For five years, Sowder has been a resident of Fountain Circle Health and Rehabilitation, and three of those years he has been bed-ridden. That limited mobility has negatively affected his health in multiple ways, and sadly, Sowder has faced two terrifying hospital stays that he and his family weren’t sure he would make it through.
The most recent scare came Sunday, when Sowder was admitted to Clark Regional Medical Center in dire health. His temperature was 105, he was septic and his blood sugar levels had skyrocketed.
Fearing the worst, Jack’s family mentioned they wished he had been able to be baptized like he was wanted for several years.
They called the hospital to ask if that was possible, and staff jumped at the chance to make it happen.
Even when initial attempts failed, they didn’t give up.
Rural King donated a trough that would be large and deep enough for the baptism that would take place in front of the hospital and the Clark County Fire Department arrived to fill it with water.
Wednesday night, Sowder was baptized with his family, friends and community partners gathered nearby.
Without the community rallying around this local family, Sowders desire to be baptized may not have been fulfilled.
Sowder’s story speaks volumes about the kind of community Winchester and Clark County are.
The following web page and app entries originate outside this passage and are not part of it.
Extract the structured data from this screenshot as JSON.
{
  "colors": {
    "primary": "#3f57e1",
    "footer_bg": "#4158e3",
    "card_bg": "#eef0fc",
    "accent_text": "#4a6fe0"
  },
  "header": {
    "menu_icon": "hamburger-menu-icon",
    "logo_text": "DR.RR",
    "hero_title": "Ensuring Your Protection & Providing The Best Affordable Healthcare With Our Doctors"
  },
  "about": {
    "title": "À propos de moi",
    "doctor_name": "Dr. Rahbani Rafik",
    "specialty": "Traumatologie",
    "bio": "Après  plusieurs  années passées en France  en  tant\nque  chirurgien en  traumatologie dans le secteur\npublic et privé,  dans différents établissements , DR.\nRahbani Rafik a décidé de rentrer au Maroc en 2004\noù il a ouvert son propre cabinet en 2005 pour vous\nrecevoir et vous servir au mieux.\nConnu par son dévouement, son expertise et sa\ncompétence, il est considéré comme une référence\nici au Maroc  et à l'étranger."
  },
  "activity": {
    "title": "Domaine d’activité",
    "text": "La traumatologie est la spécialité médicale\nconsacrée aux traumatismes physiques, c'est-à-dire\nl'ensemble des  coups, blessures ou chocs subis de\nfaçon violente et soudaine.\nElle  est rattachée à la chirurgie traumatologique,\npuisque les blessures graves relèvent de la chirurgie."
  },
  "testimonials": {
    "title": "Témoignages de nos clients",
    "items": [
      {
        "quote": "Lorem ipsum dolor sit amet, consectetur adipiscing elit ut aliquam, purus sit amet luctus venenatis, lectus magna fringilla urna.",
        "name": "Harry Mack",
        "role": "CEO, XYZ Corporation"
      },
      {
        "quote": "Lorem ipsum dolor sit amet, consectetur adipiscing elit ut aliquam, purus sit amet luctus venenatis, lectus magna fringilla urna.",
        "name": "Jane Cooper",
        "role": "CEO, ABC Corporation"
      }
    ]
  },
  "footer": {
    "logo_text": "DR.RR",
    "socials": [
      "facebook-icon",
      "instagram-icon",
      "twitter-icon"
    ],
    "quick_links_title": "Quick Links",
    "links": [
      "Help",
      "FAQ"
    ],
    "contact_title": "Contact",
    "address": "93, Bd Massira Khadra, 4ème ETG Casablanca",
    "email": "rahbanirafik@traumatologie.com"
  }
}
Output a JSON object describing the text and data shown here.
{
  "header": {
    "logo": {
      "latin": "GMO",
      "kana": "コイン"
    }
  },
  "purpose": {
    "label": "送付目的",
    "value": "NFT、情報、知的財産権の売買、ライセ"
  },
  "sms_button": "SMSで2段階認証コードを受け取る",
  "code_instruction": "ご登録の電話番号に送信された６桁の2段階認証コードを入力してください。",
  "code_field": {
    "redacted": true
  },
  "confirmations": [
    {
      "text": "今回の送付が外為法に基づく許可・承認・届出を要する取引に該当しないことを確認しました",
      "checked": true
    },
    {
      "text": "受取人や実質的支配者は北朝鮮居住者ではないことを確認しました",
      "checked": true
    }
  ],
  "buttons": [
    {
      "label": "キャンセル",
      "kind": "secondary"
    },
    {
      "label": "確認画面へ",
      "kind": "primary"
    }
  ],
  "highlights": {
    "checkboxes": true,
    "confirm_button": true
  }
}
In a time when it is easy to become bitter or even numb to the things happening in our world, it can also be easy to forget there are good people. Stories like this are reminders than humanity, decency and respect for others still exist.
We are happy for Mr. Sowder and thankful to live a community where humanity is still alive and well. And judging by the enormous and positive response to Sowder’s story — thousands of likes and shares on Facebook — we feel confident we aren’t alone.
Keep up the good work, Clark County.
Editorials represent the opinion of the newspaper’s editorial board. The board is comprised of publisher Michael Caldwell and managing editor Whitney Leggett. To inquire about a meeting with the board, contact Caldwell at 759-0095.